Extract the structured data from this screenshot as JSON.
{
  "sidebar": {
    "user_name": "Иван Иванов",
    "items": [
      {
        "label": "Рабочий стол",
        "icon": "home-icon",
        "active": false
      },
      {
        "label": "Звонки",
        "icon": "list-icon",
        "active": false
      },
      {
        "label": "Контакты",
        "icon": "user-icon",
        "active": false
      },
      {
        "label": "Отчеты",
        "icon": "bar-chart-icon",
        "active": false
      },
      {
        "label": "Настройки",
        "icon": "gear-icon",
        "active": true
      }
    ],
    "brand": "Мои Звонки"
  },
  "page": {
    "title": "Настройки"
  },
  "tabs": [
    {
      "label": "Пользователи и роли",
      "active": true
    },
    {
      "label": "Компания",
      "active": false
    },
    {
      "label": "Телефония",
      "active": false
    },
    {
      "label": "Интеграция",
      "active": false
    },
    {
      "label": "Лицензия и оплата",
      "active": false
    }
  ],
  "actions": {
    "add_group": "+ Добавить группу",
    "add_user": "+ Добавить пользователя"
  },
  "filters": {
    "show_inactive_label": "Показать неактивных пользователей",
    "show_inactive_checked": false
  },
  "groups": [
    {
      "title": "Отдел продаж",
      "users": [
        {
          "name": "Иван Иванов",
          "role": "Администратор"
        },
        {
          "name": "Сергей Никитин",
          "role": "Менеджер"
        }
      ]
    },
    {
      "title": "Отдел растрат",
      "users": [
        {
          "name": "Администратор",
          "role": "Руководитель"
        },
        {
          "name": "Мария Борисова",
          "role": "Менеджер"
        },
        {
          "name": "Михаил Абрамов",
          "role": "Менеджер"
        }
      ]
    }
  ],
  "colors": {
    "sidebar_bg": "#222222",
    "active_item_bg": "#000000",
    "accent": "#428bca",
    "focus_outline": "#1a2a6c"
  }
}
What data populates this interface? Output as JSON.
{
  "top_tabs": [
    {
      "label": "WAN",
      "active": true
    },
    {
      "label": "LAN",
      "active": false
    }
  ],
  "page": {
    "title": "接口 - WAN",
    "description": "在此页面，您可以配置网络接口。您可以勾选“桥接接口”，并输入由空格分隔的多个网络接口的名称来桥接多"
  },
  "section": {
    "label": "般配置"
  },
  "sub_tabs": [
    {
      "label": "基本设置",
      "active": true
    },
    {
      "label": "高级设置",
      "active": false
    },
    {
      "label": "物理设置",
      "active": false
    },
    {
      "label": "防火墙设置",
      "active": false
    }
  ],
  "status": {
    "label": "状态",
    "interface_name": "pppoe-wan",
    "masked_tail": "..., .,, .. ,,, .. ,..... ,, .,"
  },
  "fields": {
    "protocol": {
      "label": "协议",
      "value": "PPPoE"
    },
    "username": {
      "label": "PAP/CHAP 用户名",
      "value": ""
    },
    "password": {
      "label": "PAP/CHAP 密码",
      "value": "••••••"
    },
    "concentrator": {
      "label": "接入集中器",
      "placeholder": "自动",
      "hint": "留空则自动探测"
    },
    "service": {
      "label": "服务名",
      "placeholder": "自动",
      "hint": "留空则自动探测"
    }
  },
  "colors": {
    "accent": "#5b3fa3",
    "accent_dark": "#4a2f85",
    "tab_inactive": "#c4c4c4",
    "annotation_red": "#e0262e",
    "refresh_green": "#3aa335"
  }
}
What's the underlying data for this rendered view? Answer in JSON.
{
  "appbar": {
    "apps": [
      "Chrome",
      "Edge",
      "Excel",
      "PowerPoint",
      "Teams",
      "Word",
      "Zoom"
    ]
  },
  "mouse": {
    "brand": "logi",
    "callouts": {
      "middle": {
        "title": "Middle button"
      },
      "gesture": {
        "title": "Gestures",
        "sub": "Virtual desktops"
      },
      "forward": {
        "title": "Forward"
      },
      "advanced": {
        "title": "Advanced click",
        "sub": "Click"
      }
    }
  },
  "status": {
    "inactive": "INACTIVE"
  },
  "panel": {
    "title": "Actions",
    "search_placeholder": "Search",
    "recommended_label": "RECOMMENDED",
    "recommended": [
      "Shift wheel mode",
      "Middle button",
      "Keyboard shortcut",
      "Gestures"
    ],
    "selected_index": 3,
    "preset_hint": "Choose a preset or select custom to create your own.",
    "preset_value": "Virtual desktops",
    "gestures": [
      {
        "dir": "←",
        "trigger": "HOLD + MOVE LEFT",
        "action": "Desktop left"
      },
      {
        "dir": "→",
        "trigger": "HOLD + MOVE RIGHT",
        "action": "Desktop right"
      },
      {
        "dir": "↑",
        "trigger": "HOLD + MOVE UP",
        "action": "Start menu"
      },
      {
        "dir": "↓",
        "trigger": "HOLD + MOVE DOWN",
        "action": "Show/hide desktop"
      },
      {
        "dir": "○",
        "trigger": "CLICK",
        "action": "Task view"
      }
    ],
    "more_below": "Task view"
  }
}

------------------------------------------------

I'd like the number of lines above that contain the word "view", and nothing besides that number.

[WORKED SOLUTION]
3